CAUTION: CONTAINS “SPOILERS”
Well, not really BEYOND space–“It” as our humanoid lizard-like creature is known, is a resident of the planet Mars. In the halcyon days of 1958, we actually thought that there would be manned missions to Mars by 1975, and certainly one of the charms of 50s Science Fiction films is their optimism. “It” is often cited nowadays as a percursor to “Alien”–a very different type of Science Fiction movie although both films use the notion of a crew being trapped in the depths of space with a murderous stowaway. But “Alien” was a very expensive “A” film with a budget for state-of-the-art technical effects, a genius team of designers and one of the best casts ever to grace a humble “monster movie.” “It” on the other hand is a true child of the 50s “B”-movie culture. So, how well does it stand up as a “B”-movie?
Budgetary limitations definitely don’t conceal themselves–the “ship” is all too obviously a studio set and the cast is a group of seasoned “B”-movie regulars, led by Marshall Thompson who once had a shot at becoming a legitimate second-string leading man in “A” productions–but aren’t these unassuming, workaday actors exactly what Jerome Bixby’s script calls for? The set limitations are overcome by the skillful direction of Edward L. Cahn, a lifetime toiler in the “B”s. This one is one of his best efforts with great tension being milked from the logical, but inexorable progress of the hostile creature toward the nose of the ship where the human survivors are gathered. Despite its lurid posters, promising carnage galore, the film has a reasonably low body count–only three crew members fall victim to the Martian’s vampiric embrace before the last-minute “Eureka” moment–really more logical than scientific–that allows the crew to triumph over a creature immune to bullets, gas grenades and even a healthy dose of radiation from the ship’s reactor. Interestingly enough, it also involves opening the ship’s airlock, in this case to suffocate the intruder, rather than to blow it out into space. (There probably wouldn’t have been a budget for that anyway.)

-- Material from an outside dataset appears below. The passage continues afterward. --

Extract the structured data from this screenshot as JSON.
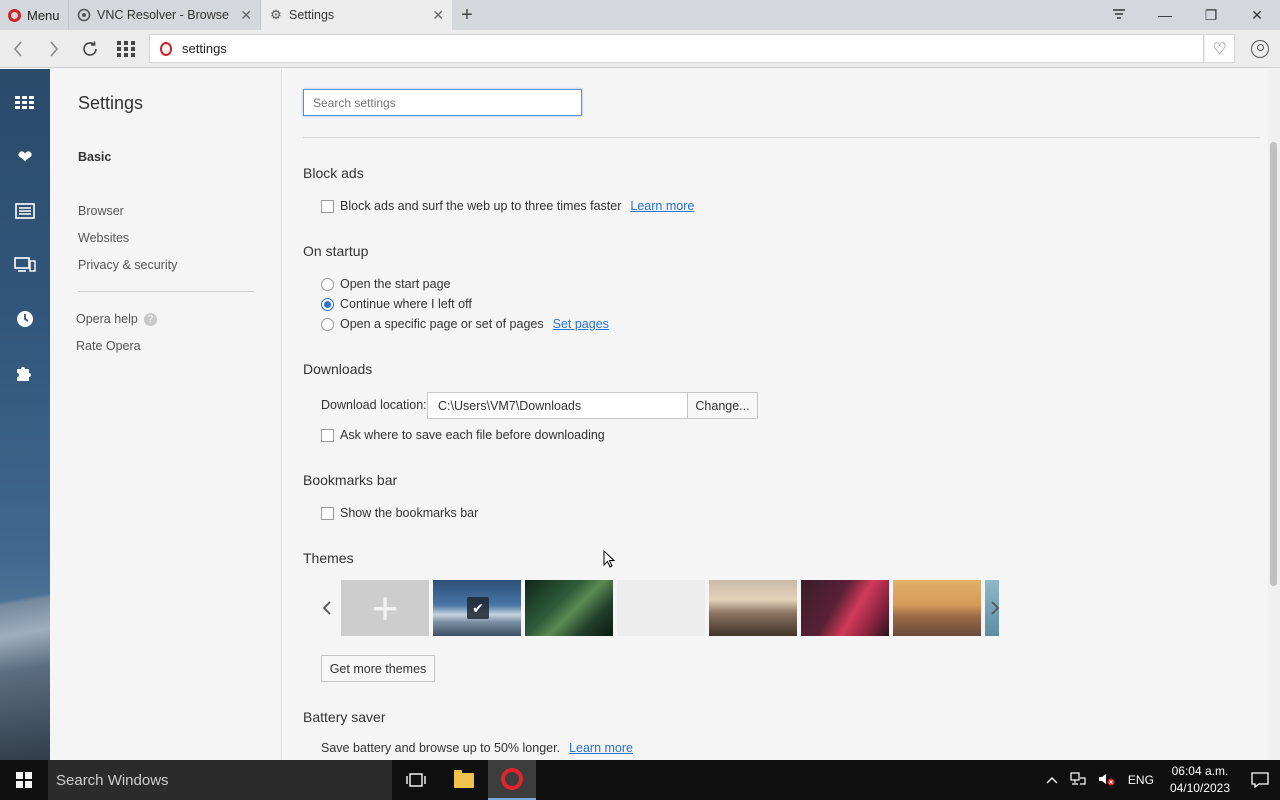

Although “It! The Terror from beyon Space” seems pretty tame now, in 1958 it was strong stuff with dying blood-drained crew-members and one really ugly-looking rubber-suit monster–cleverly kept in shadows for much of the film and never really glimpsed full-length in full-light. This film paved the way toward the even-stronger “The Monster of Piedras Blancas”–another humaboid reptilian horror, although of earthly origin, with a penchant for ripping its victims heads off.